Only one StorReduce server can write to any given back-end storage bucket at once. If you wish to recover to a new StorReduce server and continue writing data from that new server, see Recovering to a New Write-Enabled StorReduce Instance. Alternatively you can access your data setting up a read-only StorReduce instance, leaving your original server able to write further data in the future; see Recovering Data Using a Read-Only StorReduce Instance.
Note: Recovery to a new server is much faster if there is a recent snapshot of the StorReduce index available.
For this reason we recommend enabling scheduled daily snapshots for your StorReduce server. This can be done by
logging in to the StorReduce dashboard, clicking on the Maintenance tab and clicking on the
button in the Snapshot section.
Recovering to a New Write-Enabled StorReduce Instance
In order to recover to a new server and continue writing data, ownership of the data in a cloud storage bucket must be transferred from the old StorReduce server to a new server. This will allow the new server to write and modify data in the cloud storage bucket. If the old server subsequently comes back up it will no longer be able to write to the bucket, but can still be reconfigured to run in read-only mode.

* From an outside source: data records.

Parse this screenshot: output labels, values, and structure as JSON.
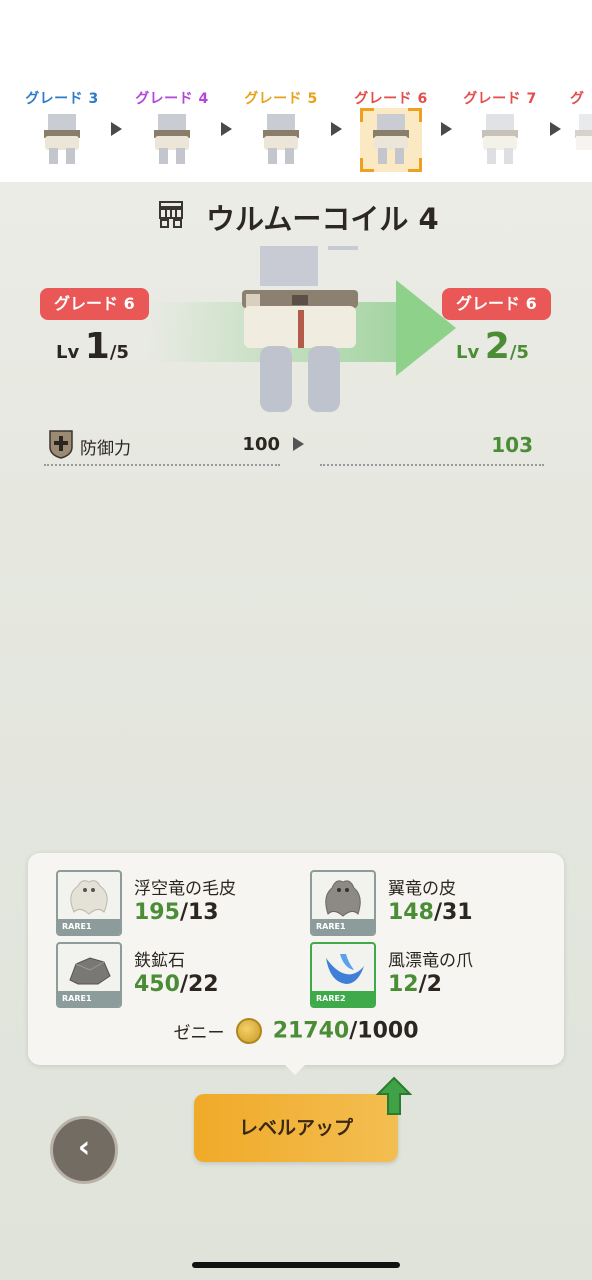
{
  "grades": [
    {
      "label": "グレード 3",
      "color": "#2f7cc6"
    },
    {
      "label": "グレード 4",
      "color": "#b246d6"
    },
    {
      "label": "グレード 5",
      "color": "#e8a21c"
    },
    {
      "label": "グレード 6",
      "color": "#e24d4d",
      "selected": true
    },
    {
      "label": "グレード 7",
      "color": "#e24d4d"
    },
    {
      "label": "グ",
      "color": "#e24d4d"
    }
  ],
  "item": {
    "name": "ウルムーコイル 4"
  },
  "current": {
    "grade": "グレード 6",
    "lv_label": "Lv",
    "lv": "1",
    "lv_max": "/5"
  },
  "next": {
    "grade": "グレード 6",
    "lv_label": "Lv",
    "lv": "2",
    "lv_max": "/5"
  },
  "stat": {
    "label": "防御力",
    "old": "100",
    "new": "103"
  },
  "materials": [
    {
      "name": "浮空竜の毛皮",
      "have": "195",
      "need": "/13",
      "rarity": "RARE1"
    },
    {
      "name": "翼竜の皮",
      "have": "148",
      "need": "/31",
      "rarity": "RARE1"
    },
    {
      "name": "鉄鉱石",
      "have": "450",
      "need": "/22",
      "rarity": "RARE1"
    },
    {
      "name": "風漂竜の爪",
      "have": "12",
      "need": "/2",
      "rarity": "RARE2"
    }
  ],
  "zeny": {
    "label": "ゼニー",
    "have": "21740",
    "need": "/1000"
  },
  "buttons": {
    "level_up": "レベルアップ",
    "back": "‹"
  }
}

(Optional) If the old StorReduce server is still running it is recommended to take a snapshot of the local index information. This will speed up the rebuilding of the index in the new server.

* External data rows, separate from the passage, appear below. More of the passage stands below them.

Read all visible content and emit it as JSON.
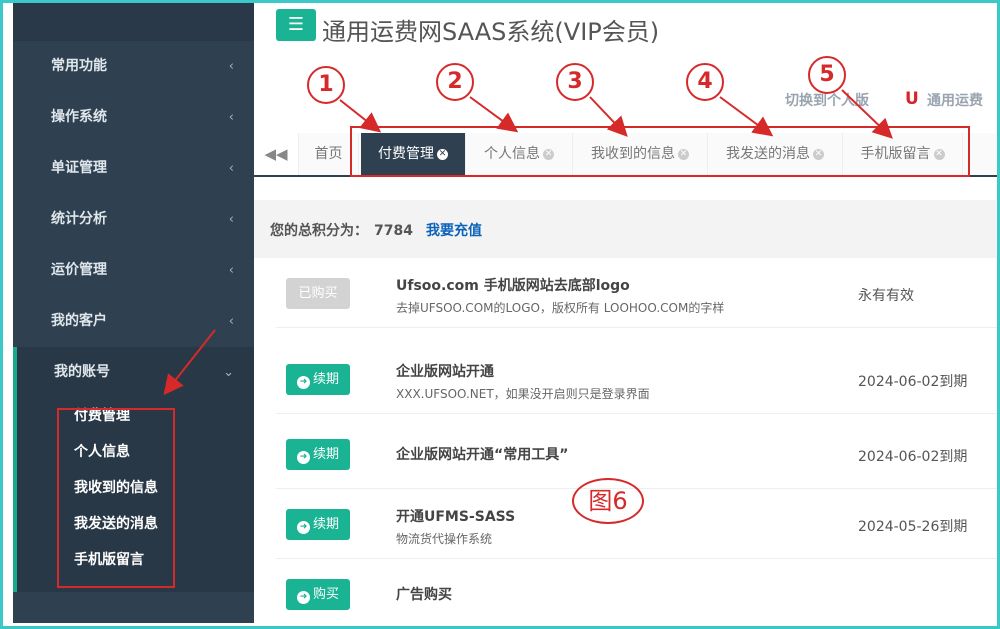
{
  "app": {
    "title": "通用运费网SAAS系统(VIP会员)",
    "switch_link": "切换到个人版",
    "general_link": "通用运费"
  },
  "sidebar": {
    "items": [
      {
        "label": "常用功能"
      },
      {
        "label": "操作系统"
      },
      {
        "label": "单证管理"
      },
      {
        "label": "统计分析"
      },
      {
        "label": "运价管理"
      },
      {
        "label": "我的客户"
      }
    ],
    "open_item": {
      "label": "我的账号"
    },
    "subitems": [
      {
        "label": "付费管理"
      },
      {
        "label": "个人信息"
      },
      {
        "label": "我收到的信息"
      },
      {
        "label": "我发送的消息"
      },
      {
        "label": "手机版留言"
      }
    ]
  },
  "tabs": {
    "home": "首页",
    "items": [
      {
        "label": "付费管理",
        "active": true
      },
      {
        "label": "个人信息",
        "active": false
      },
      {
        "label": "我收到的信息",
        "active": false
      },
      {
        "label": "我发送的消息",
        "active": false
      },
      {
        "label": "手机版留言",
        "active": false
      }
    ]
  },
  "annotations": {
    "numbers": [
      "1",
      "2",
      "3",
      "4",
      "5"
    ],
    "figure": "图6"
  },
  "content": {
    "points_label": "您的总积分为：",
    "points_value": "7784",
    "recharge": "我要充值",
    "rows": [
      {
        "button": "已购买",
        "button_icon": "",
        "title": "Ufsoo.com 手机版网站去底部logo",
        "desc": "去掉UFSOO.COM的LOGO，版权所有 LOOHOO.COM的字样",
        "date": "永有有效"
      },
      {
        "button": "续期",
        "button_icon": "arrow-right-circle-icon",
        "title": "企业版网站开通",
        "desc": "XXX.UFSOO.NET，如果没开启则只是登录界面",
        "date": "2024-06-02到期"
      },
      {
        "button": "续期",
        "button_icon": "arrow-right-circle-icon",
        "title": "企业版网站开通“常用工具”",
        "desc": "",
        "date": "2024-06-02到期"
      },
      {
        "button": "续期",
        "button_icon": "arrow-right-circle-icon",
        "title": "开通UFMS-SASS",
        "desc": "物流货代操作系统",
        "date": "2024-05-26到期"
      },
      {
        "button": "购买",
        "button_icon": "arrow-right-circle-icon",
        "title": "广告购买",
        "desc": "",
        "date": ""
      }
    ]
  },
  "colors": {
    "sidebar_bg": "#2f4050",
    "accent_green": "#1ab394",
    "annotation_red": "#d62a2a",
    "frame_teal": "#3cc8c8"
  }
}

To do this, log in to the StorReduce dashboard on your existing instance, click on the Maintenance tab, then click on the
Wait until the snapshot is completed. When this happens the Snapshot area will show the state has returned to ‘Stopped’ and the ‘Last Complete’ field will show when the snapshot finished.
Create your new StorReduce server as described in the Getting Started Guide, up to the point where you are ready to configure the new server. You can perform this step while the snapshot is running, but do not enter the S3 bucket name into the Settings screen yet.
Stop your old StorReduce server instance if it was still running.
In the S3 Management Console, go to your S3 bucket and manually delete the object called “StorReduce-Owner-Stamp”. This object identifies the StorReduce server that owns the data in the bucket. After you have done this, the next server to access the bucket will take ownership of the data. Be careful not to delete any other object from the bucket or you may delete some or all of your data.
Finish configuring your new server with the bucket name and hostname as described in the Getting Started Guide, then save your settings and restart.
The new server may take a short time to start up while it restores the index from the snapshot and replays any further changes made since the snapshot.
Once the new server is started, log in and click on the ‘Browse Data’ tab to confirm that all data is present.
If you have any issue please contact StorReduce via email firstname.lastname@example.org or chat.
Recovering Data Using a Read-Only StorReduce Instance
Data that has been deduplicated using StorReduce can be recovered by configuring a StorReduce server in read-only mode. This will work regardless of ths status of the server originally used to store the data.
Create your new StorReduce server as described in the Getting Started Guide, except see Step (2) below.
On the ‘Settings’ Screen of the StorReduce dsahboard, in the ‘Server’ section, select “Read-Only Mode” from the drop-down list under “Deduplication Server”.
After clicking “Save Settings and Restart Server” the server will come up in read-only mode and provide read-only access to your data. The new server may take a short time to start up while it restores the index from the snapshot and replays any further changes made since the snapshot.